Exactly as they appear, retype the lines from the one containing "Convert this screenshot" through the final line of the data below. Leave pictures out.
□ □ □ □ □
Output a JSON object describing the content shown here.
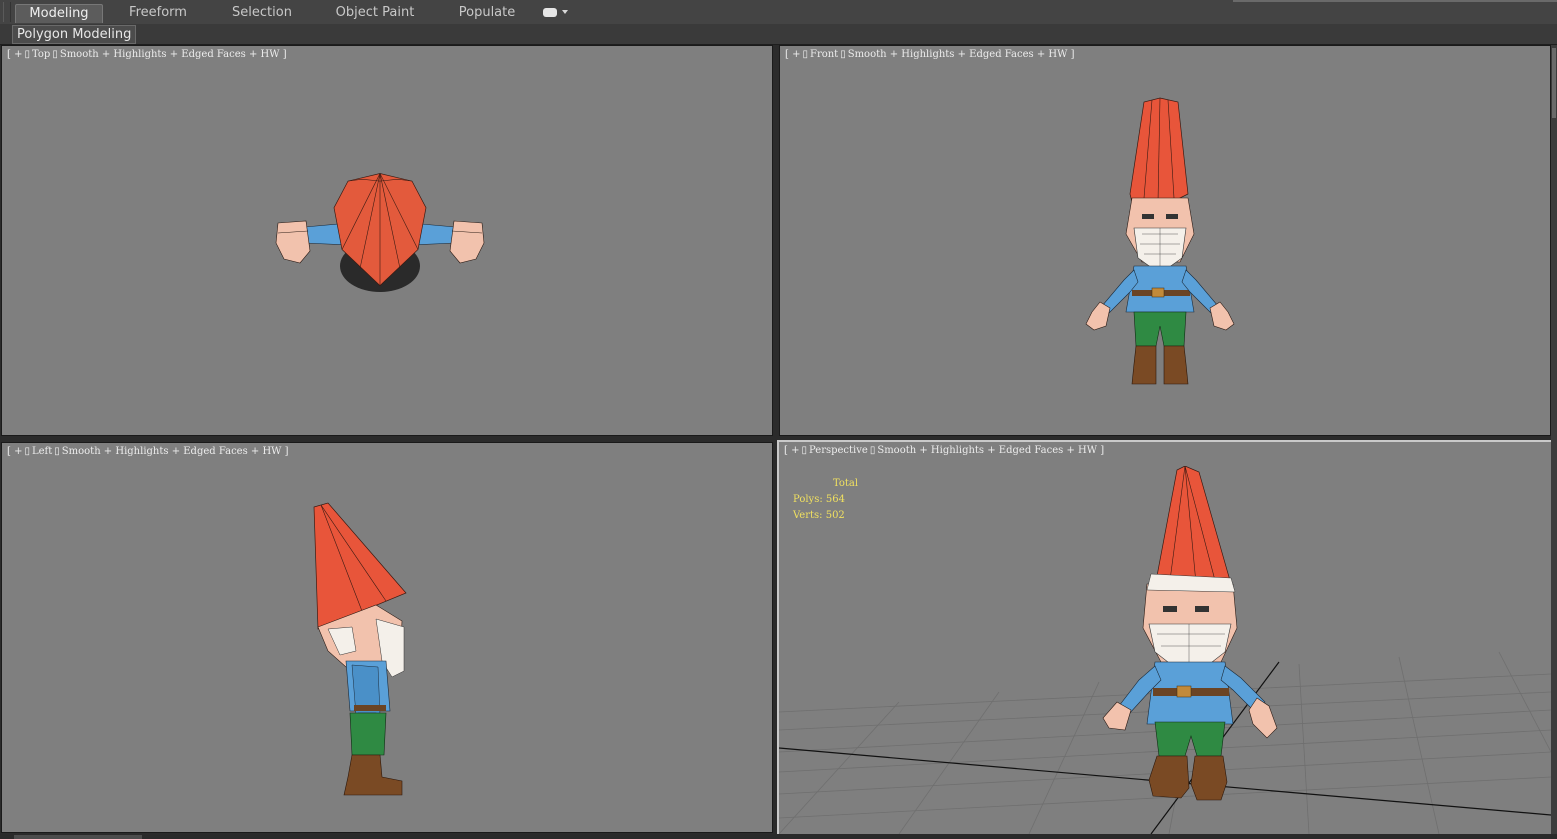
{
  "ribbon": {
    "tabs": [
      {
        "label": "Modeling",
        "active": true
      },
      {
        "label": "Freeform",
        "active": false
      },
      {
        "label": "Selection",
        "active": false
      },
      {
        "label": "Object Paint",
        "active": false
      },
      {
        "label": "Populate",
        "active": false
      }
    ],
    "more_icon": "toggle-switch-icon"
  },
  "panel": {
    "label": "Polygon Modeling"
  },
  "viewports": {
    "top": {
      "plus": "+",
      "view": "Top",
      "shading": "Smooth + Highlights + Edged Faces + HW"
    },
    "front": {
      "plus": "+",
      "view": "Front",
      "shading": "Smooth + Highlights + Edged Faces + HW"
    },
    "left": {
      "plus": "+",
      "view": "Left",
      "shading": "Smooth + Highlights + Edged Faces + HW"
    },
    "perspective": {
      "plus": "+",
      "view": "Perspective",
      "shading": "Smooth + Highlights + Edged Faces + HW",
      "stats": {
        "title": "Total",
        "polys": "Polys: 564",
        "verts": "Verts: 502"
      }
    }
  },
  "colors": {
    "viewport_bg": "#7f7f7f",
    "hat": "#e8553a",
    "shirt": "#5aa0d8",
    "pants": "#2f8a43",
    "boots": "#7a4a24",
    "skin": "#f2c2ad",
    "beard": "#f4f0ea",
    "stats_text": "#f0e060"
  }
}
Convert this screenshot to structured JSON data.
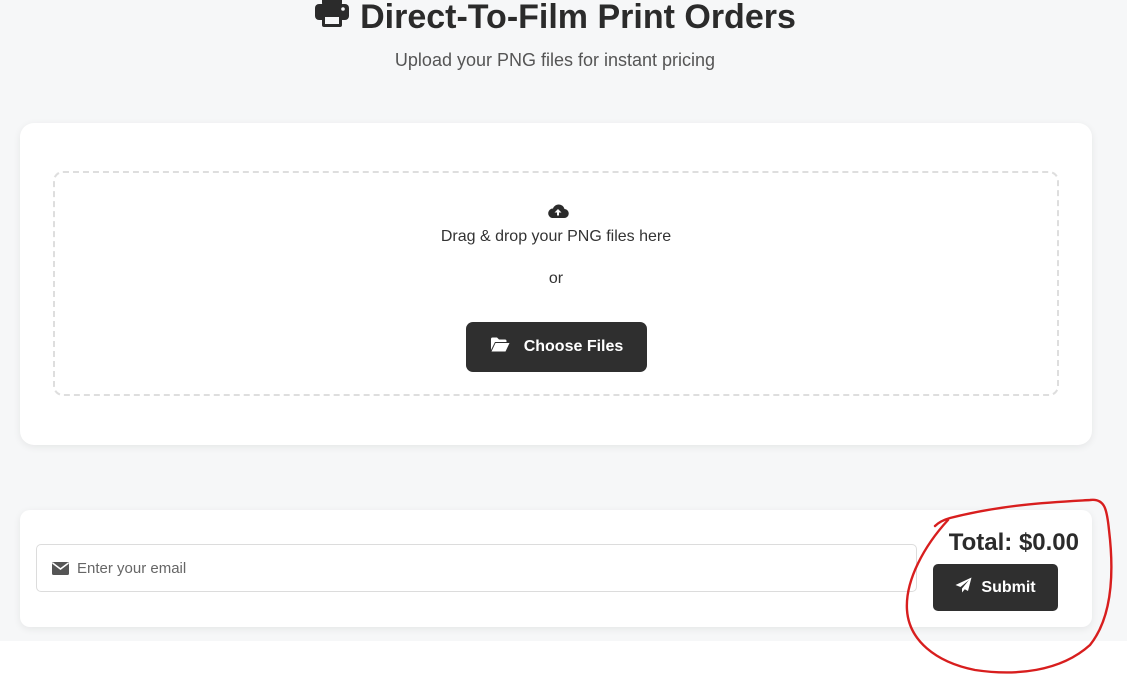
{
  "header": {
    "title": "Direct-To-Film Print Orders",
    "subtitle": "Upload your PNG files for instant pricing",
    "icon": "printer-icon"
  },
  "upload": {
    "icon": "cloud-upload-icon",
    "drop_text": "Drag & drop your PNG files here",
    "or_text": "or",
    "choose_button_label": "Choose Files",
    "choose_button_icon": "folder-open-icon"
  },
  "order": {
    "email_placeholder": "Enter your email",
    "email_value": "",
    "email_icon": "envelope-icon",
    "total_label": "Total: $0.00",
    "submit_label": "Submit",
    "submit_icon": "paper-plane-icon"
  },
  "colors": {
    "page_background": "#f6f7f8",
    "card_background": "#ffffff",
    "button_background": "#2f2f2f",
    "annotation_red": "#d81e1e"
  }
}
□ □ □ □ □
## Answer to this task
Convert this screenshot to structured JSON data.
{
  "header": {
    "title": "Direct-To-Film Print Orders",
    "subtitle": "Upload your PNG files for instant pricing",
    "icon": "printer-icon"
  },
  "upload": {
    "icon": "cloud-upload-icon",
    "drop_text": "Drag & drop your PNG files here",
    "or_text": "or",
    "choose_button_label": "Choose Files",
    "choose_button_icon": "folder-open-icon"
  },
  "order": {
    "email_placeholder": "Enter your email",
    "email_value": "",
    "email_icon": "envelope-icon",
    "total_label": "Total: $0.00",
    "submit_label": "Submit",
    "submit_icon": "paper-plane-icon"
  },
  "colors": {
    "page_background": "#f6f7f8",
    "card_background": "#ffffff",
    "button_background": "#2f2f2f",
    "annotation_red": "#d81e1e"
  }
}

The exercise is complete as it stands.